My father was annoyed because in an attempt to save the dog my brother had taken the car very close the electric pole and in the next instant there was a 100% possibility of the car rubbing against the pole and the paint getting scratched.
Anyhow, we moved on with my father being rather agitated by the mild (almost invisible) scratches on the car. As time moved on my brother started driving in areas with traffic and on his fifth day while driving at a busier hour, failing to coordinate the clutch and the break the car stopped in the middle of the road. The loud honks from every direction overwhelmed my brother’s decision making.
As if this much confusion wasn’t enough, my father chose to pour his agitation in form of a downpour of instructions, left my brother flabbergasted. The car coughed, honked, started and stopped at least 5 times before finally taking off. The rest of the drive was excruciatingly uncomfortable because my father wouldn’t stop scolding my brother. He was very angry with the way my brother was handling the car. The heated words scarred me in the back seat, so I can only imagine how my brother would have felt back then.
Few years down the line, when it was my turn to learn to drive, the scene was pretty much the same. The hurt, the burn I felt in the driver’s seat was quite similar to the one that was in my memory from my brother’s learning days. On both those occasions I remember wondering, “Why does my father not love us as much as he loves his car?”
All those years, I grew up wishing to treat my children better. But when I became a parent, following suit to the preconditioned ways came rather easy than remembering what I had promised myself as a child.
Though it didn’t take me long to realize I was making a mistake when one fine day Pari asked me,“Mamma why do you love your laptop more than you love me?”
That very instant I knew, how my child felt and it was time for me to mend my ways. I was responsible for my child and had promised myself to gift her a good upbringing. It was only wise to remember to put to practice the thought that my child was my number one priority and making her feel otherwise was wrong on so many accounts.
Since then, I carefully choose my words while disciplining Pari. But, most importantly, I always try to remember that material possessions, no-matter how precious, should never make my child feel that I care for her any less than any other thing in the world.

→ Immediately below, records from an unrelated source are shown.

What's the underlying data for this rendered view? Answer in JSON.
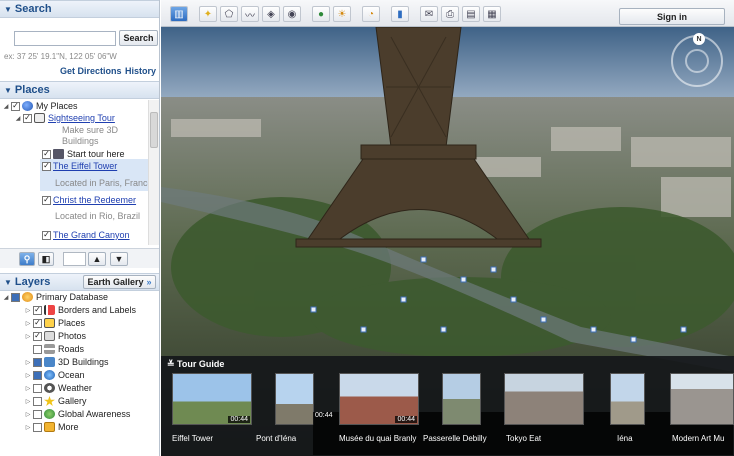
{
  "search": {
    "title": "Search",
    "button": "Search",
    "input_value": "",
    "hint": "ex: 37 25' 19.1\"N, 122 05' 06\"W",
    "get_directions": "Get Directions",
    "history": "History"
  },
  "places": {
    "title": "Places",
    "items": [
      {
        "label": "My Places"
      },
      {
        "label": "Sightseeing Tour"
      },
      {
        "label": "Make sure 3D"
      },
      {
        "label": "Buildings"
      },
      {
        "label": "Start tour here"
      },
      {
        "label": "The Eiffel Tower"
      },
      {
        "label": "Located in Paris, France"
      },
      {
        "label": "Christ the Redeemer"
      },
      {
        "label": "Located in Rio, Brazil"
      },
      {
        "label": "The Grand Canyon"
      }
    ]
  },
  "layers": {
    "title": "Layers",
    "gallery_button": "Earth Gallery",
    "gallery_arrow": "»",
    "items": [
      {
        "label": "Primary Database"
      },
      {
        "label": "Borders and Labels"
      },
      {
        "label": "Places"
      },
      {
        "label": "Photos"
      },
      {
        "label": "Roads"
      },
      {
        "label": "3D Buildings"
      },
      {
        "label": "Ocean"
      },
      {
        "label": "Weather"
      },
      {
        "label": "Gallery"
      },
      {
        "label": "Global Awareness"
      },
      {
        "label": "More"
      }
    ]
  },
  "toolbar": {
    "signin": "Sign in",
    "icons": [
      "sidebar-icon",
      "placemark-icon",
      "polygon-icon",
      "path-icon",
      "image-overlay-icon",
      "record-tour-icon",
      "planet-icon",
      "sun-icon",
      "historical-imagery-icon",
      "ruler-icon",
      "email-icon",
      "print-icon",
      "save-image-icon",
      "maps-icon"
    ]
  },
  "compass": {
    "north": "N"
  },
  "tour_guide": {
    "title": "Tour Guide",
    "items": [
      {
        "label": "Eiffel Tower",
        "duration": "00:44"
      },
      {
        "label": "Pont d'Iéna",
        "duration": "00:44"
      },
      {
        "label": "Musée du quai Branly",
        "duration": "00:44"
      },
      {
        "label": "Passerelle Debilly",
        "duration": ""
      },
      {
        "label": "Tokyo Eat",
        "duration": ""
      },
      {
        "label": "Iéna",
        "duration": ""
      },
      {
        "label": "Modern Art Mu",
        "duration": ""
      }
    ]
  },
  "colors": {
    "panel_header_text": "#1f4f8a",
    "link": "#1f3fb0",
    "sky": "#5a7696",
    "tour_bg": "#14161a"
  }
}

The song on my mind: Humne tumko pyar kiya hai jitna ~ Dulha Dulhan